» **Dataset excerpts**:
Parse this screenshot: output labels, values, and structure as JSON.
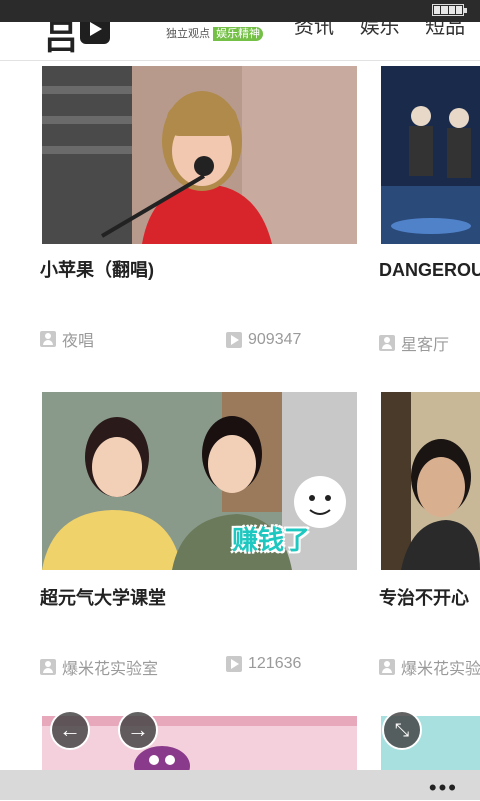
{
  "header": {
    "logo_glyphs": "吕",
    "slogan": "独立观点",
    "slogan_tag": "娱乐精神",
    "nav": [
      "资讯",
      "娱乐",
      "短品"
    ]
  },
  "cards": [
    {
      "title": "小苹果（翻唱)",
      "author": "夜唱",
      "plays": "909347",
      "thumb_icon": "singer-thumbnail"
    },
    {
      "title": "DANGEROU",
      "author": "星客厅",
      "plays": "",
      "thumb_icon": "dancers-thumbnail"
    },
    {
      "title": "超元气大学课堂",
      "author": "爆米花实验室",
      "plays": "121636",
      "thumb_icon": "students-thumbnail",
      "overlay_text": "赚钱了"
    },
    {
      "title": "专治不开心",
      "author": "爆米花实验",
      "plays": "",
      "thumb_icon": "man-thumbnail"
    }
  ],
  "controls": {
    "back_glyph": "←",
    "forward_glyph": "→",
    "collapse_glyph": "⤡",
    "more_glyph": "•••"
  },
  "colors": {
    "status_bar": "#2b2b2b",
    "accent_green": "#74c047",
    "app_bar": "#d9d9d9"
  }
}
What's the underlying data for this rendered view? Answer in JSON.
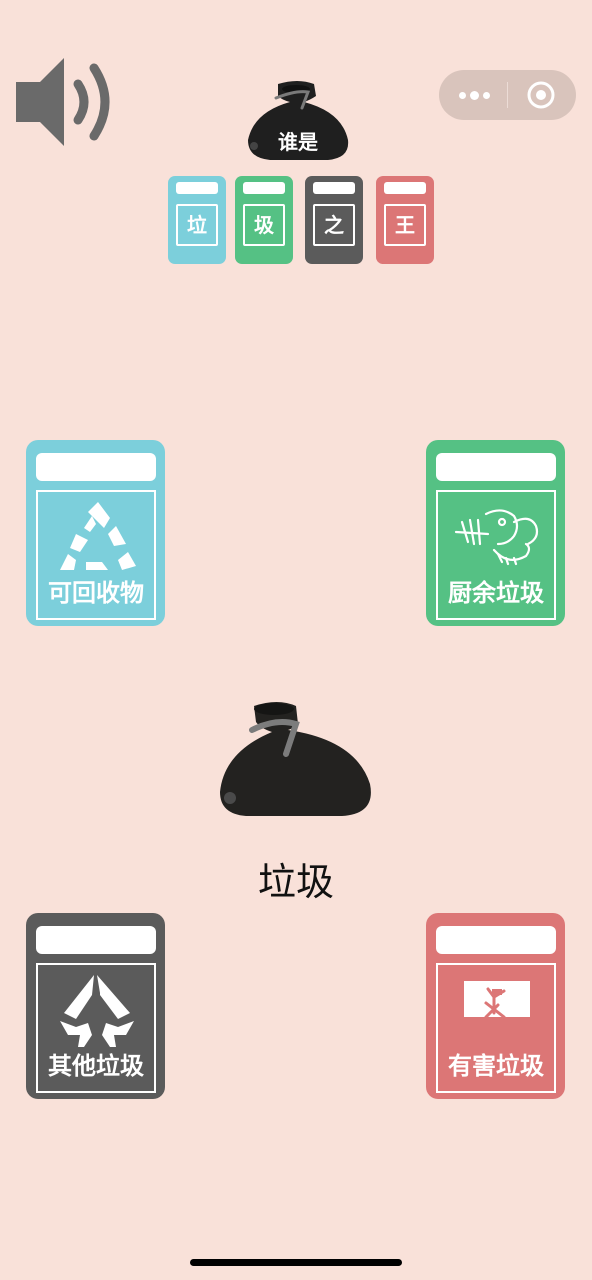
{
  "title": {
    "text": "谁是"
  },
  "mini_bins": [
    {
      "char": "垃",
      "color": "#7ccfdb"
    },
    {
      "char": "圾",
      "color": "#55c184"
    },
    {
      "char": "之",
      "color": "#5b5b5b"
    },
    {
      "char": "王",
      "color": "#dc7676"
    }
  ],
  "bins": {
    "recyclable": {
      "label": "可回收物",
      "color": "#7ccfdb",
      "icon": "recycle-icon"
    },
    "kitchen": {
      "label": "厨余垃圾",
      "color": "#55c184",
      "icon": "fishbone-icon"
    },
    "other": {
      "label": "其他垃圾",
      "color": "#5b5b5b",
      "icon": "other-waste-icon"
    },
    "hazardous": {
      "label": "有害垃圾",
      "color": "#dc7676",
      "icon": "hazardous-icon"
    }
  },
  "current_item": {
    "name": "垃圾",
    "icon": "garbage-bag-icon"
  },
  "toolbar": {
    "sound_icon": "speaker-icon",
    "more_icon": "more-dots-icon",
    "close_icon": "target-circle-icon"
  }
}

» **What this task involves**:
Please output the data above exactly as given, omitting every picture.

» **Task response**:
Parse this screenshot: output labels, values, and structure as JSON.
{
  "header": {
    "logo_glyphs": "吕",
    "slogan": "独立观点",
    "slogan_tag": "娱乐精神",
    "nav": [
      "资讯",
      "娱乐",
      "短品"
    ]
  },
  "cards": [
    {
      "title": "小苹果（翻唱)",
      "author": "夜唱",
      "plays": "909347",
      "thumb_icon": "singer-thumbnail"
    },
    {
      "title": "DANGEROU",
      "author": "星客厅",
      "plays": "",
      "thumb_icon": "dancers-thumbnail"
    },
    {
      "title": "超元气大学课堂",
      "author": "爆米花实验室",
      "plays": "121636",
      "thumb_icon": "students-thumbnail",
      "overlay_text": "赚钱了"
    },
    {
      "title": "专治不开心",
      "author": "爆米花实验",
      "plays": "",
      "thumb_icon": "man-thumbnail"
    }
  ],
  "controls": {
    "back_glyph": "←",
    "forward_glyph": "→",
    "collapse_glyph": "⤡",
    "more_glyph": "•••"
  },
  "colors": {
    "status_bar": "#2b2b2b",
    "accent_green": "#74c047",
    "app_bar": "#d9d9d9"
  }
}
What's the underlying data for this rendered view? Answer in JSON.
{
  "title": {
    "text": "谁是"
  },
  "mini_bins": [
    {
      "char": "垃",
      "color": "#7ccfdb"
    },
    {
      "char": "圾",
      "color": "#55c184"
    },
    {
      "char": "之",
      "color": "#5b5b5b"
    },
    {
      "char": "王",
      "color": "#dc7676"
    }
  ],
  "bins": {
    "recyclable": {
      "label": "可回收物",
      "color": "#7ccfdb",
      "icon": "recycle-icon"
    },
    "kitchen": {
      "label": "厨余垃圾",
      "color": "#55c184",
      "icon": "fishbone-icon"
    },
    "other": {
      "label": "其他垃圾",
      "color": "#5b5b5b",
      "icon": "other-waste-icon"
    },
    "hazardous": {
      "label": "有害垃圾",
      "color": "#dc7676",
      "icon": "hazardous-icon"
    }
  },
  "current_item": {
    "name": "垃圾",
    "icon": "garbage-bag-icon"
  },
  "toolbar": {
    "sound_icon": "speaker-icon",
    "more_icon": "more-dots-icon",
    "close_icon": "target-circle-icon"
  }
}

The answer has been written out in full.